-- Try it --
Looking at the material below, work out how many of its lines hold the string "network". Give that figure alone.

***

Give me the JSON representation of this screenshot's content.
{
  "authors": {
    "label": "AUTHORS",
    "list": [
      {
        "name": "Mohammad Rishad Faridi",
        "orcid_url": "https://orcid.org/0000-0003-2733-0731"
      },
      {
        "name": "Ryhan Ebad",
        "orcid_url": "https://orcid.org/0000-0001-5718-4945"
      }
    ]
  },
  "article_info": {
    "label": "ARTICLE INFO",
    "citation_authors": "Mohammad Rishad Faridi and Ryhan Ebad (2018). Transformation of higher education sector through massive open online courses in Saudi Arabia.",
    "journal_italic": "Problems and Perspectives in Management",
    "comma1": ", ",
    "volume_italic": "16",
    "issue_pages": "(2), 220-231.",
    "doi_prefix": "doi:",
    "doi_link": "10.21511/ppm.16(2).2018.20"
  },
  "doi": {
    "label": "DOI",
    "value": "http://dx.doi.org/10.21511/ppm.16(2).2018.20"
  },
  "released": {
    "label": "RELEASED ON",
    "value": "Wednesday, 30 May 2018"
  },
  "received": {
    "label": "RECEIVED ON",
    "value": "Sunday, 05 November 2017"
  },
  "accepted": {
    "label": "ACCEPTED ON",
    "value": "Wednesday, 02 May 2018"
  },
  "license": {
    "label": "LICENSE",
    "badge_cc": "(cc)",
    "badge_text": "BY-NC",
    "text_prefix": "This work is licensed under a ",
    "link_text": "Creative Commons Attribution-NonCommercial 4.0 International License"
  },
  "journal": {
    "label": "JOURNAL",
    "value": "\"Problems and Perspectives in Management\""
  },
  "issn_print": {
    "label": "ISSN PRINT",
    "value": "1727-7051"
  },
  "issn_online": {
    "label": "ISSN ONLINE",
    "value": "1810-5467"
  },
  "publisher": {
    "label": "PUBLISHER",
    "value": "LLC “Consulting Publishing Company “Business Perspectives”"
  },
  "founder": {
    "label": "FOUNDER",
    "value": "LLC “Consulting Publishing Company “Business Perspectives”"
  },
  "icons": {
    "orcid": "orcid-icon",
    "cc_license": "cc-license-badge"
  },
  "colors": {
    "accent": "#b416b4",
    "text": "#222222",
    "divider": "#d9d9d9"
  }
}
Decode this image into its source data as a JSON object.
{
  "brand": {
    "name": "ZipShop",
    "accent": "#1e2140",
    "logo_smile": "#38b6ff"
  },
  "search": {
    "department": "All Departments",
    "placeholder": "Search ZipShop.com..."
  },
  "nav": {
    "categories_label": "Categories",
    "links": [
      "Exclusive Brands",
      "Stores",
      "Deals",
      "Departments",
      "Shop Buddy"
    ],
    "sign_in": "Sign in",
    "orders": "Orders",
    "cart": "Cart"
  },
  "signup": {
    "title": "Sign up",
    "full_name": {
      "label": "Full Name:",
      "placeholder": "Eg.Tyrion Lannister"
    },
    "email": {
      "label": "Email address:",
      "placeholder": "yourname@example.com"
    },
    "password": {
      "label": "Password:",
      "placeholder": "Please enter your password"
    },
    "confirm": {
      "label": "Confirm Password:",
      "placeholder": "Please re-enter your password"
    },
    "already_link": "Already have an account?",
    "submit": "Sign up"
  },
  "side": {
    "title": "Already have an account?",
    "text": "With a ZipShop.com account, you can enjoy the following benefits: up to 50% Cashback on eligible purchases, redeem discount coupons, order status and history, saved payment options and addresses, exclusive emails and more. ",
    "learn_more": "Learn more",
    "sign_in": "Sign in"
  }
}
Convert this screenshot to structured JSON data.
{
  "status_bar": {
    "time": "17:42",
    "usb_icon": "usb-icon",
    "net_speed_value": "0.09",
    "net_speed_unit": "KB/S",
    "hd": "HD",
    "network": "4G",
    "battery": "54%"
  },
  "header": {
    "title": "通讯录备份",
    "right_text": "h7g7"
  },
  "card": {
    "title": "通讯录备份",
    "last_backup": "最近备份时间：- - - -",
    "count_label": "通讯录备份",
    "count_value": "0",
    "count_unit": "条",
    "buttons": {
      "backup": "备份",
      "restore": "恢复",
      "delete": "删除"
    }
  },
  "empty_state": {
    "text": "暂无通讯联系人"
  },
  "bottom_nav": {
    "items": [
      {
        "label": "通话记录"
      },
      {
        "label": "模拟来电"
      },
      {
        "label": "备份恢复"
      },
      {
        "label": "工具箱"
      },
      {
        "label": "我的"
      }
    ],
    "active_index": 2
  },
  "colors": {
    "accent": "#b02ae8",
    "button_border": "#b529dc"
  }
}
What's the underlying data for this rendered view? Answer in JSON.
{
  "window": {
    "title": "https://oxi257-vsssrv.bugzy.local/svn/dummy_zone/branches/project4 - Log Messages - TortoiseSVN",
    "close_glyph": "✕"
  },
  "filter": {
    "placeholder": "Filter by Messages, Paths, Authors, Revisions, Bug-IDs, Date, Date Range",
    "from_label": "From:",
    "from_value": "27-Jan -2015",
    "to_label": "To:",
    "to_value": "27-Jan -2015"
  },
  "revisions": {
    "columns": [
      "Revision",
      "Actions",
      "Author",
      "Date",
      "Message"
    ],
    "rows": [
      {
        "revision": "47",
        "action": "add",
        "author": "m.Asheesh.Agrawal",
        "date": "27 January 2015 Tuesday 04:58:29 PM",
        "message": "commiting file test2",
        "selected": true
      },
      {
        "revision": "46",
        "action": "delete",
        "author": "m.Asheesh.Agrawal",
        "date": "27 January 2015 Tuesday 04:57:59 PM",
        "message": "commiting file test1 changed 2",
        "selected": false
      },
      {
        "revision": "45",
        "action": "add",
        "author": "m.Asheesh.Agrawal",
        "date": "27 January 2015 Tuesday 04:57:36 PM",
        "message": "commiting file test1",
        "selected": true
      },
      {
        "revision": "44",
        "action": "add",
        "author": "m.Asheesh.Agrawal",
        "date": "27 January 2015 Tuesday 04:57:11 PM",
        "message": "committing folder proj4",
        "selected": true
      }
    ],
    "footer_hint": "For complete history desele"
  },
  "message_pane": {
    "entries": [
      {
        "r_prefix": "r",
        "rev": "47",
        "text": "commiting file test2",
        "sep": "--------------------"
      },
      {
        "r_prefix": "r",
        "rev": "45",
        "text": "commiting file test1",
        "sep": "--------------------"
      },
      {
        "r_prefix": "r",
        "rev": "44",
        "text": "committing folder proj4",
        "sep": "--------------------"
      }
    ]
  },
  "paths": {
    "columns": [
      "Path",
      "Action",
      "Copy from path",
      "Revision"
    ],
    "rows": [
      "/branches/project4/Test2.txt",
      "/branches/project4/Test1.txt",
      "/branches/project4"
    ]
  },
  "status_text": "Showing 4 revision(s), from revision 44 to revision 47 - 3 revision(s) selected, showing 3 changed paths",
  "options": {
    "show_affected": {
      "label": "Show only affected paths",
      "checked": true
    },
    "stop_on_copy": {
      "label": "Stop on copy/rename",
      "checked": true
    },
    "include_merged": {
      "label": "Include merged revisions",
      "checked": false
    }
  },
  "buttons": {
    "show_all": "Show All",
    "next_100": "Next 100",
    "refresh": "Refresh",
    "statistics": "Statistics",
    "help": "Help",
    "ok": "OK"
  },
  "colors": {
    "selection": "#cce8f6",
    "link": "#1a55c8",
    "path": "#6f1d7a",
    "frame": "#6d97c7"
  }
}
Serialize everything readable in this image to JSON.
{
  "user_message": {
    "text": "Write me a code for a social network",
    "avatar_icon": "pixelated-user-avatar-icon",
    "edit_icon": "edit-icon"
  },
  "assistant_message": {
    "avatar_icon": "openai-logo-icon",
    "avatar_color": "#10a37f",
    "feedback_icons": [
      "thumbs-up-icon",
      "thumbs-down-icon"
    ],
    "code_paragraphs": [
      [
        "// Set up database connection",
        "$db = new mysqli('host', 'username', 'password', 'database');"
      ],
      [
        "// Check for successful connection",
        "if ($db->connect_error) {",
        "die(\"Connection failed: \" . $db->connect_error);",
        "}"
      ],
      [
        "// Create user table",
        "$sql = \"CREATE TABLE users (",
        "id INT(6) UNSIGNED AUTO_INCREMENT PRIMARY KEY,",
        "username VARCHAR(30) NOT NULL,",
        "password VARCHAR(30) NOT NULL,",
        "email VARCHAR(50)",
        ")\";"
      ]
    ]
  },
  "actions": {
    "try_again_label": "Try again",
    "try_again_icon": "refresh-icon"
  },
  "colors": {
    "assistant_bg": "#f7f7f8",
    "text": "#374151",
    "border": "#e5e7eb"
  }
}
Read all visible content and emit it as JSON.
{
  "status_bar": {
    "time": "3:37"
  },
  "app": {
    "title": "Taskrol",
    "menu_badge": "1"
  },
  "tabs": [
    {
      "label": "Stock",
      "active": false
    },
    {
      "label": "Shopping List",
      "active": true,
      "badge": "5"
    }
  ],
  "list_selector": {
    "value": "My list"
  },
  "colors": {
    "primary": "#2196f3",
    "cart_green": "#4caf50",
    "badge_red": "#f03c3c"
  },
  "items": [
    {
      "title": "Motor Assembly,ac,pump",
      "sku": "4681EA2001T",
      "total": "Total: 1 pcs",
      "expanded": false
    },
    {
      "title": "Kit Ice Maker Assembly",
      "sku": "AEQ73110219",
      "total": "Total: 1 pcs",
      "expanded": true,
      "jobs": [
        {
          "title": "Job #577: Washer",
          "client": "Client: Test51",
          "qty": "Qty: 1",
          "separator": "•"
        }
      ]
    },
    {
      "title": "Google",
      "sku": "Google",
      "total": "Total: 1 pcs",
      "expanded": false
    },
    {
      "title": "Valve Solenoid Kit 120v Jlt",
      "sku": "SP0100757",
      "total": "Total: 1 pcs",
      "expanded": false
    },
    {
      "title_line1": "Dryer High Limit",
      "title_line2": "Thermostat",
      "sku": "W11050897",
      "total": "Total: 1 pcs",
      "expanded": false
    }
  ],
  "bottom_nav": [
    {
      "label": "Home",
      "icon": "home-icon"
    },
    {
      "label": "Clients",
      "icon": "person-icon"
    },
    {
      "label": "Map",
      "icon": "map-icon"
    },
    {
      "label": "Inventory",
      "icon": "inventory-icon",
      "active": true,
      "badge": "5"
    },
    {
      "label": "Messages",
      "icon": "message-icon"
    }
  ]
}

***

-- Response area --
2